One in three New Zealand women and one in five New Zealand men have had the Sexually Transmitted Infection (STI) chlamydia by age 38, a new study reveals.
It's also believed the rate of infection could be even higher in young people, according to the latest findings from the Dunedin Multidisciplinary Health and Development Study.
The findings show chlamydia, which can affect fertility in women, is more common in New Zealand than previously thought.
Lead author Dr Antoinette Righarts from the Dunedin School of Medicine says the prevalence could even be higher in younger people, as the study focused on those born between April 1972 and March 1973.
"This high cumulative exposure we found at age 38 was mainly due to infections occurring when this cohort were teenagers and young adults, which was before New Zealand - and other high-income countries - experienced a marked increase in chlamydia in the late 1990s."
Dr Righarts says tests for chlamydia are better at detecting past infection in women than in men, which is one reason for the higher rates found among women.
"The true gender difference might not be as marked as we found," she says.
Co-author Dr Paddy Horner from the University of Bristol says the high rates are worrying for their potential impact on women's reproductive health.
"Recent estimates in the United Kingdom indicate 17 percent of infections in women progress to pelvic inflammatory disease, with 0.5 percent of women becoming infertile and 0.2 percent having an ectopic pregnancy as a consequence of irreversible damage to the fallopian tubes."
Otago University honorary research associate professor Nigel Dickson says the data collected on several occasions allowed researchers to see the rates of infection at various ages.
"We showed that overall the chlamydia rates in the cohort were lower after age 26, but this decline was mainly because fewer individuals had multiple sexual partners as they got older."
Sexual health specialist Dr Jane Morgan says the findings highlight that primary prevention with condoms and early detection through testing needs to be aimed at the wide age group of men and women whose behaviour puts them at increased risk, and not just young people.

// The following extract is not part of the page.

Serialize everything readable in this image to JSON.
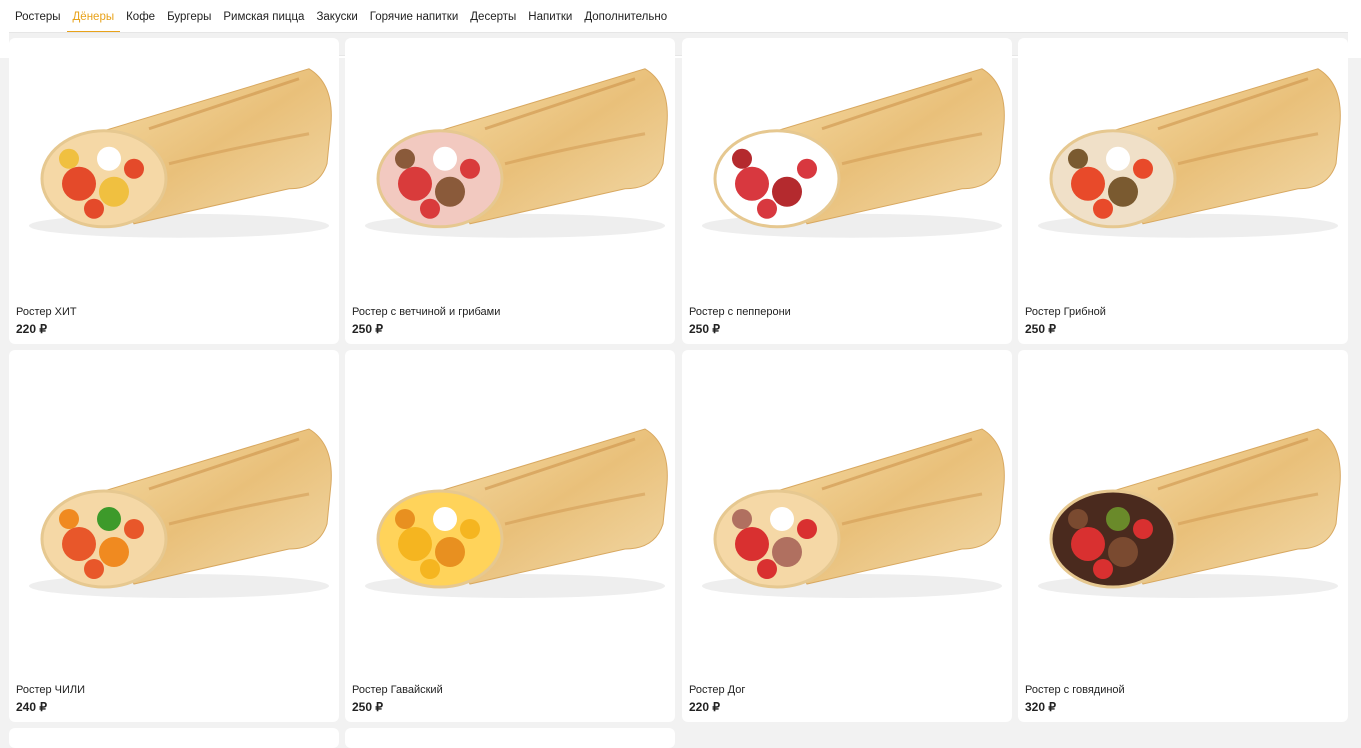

The findings from the study, also known as The Dunedin Study, have been published in the journal Sexually Transmitted Diseases.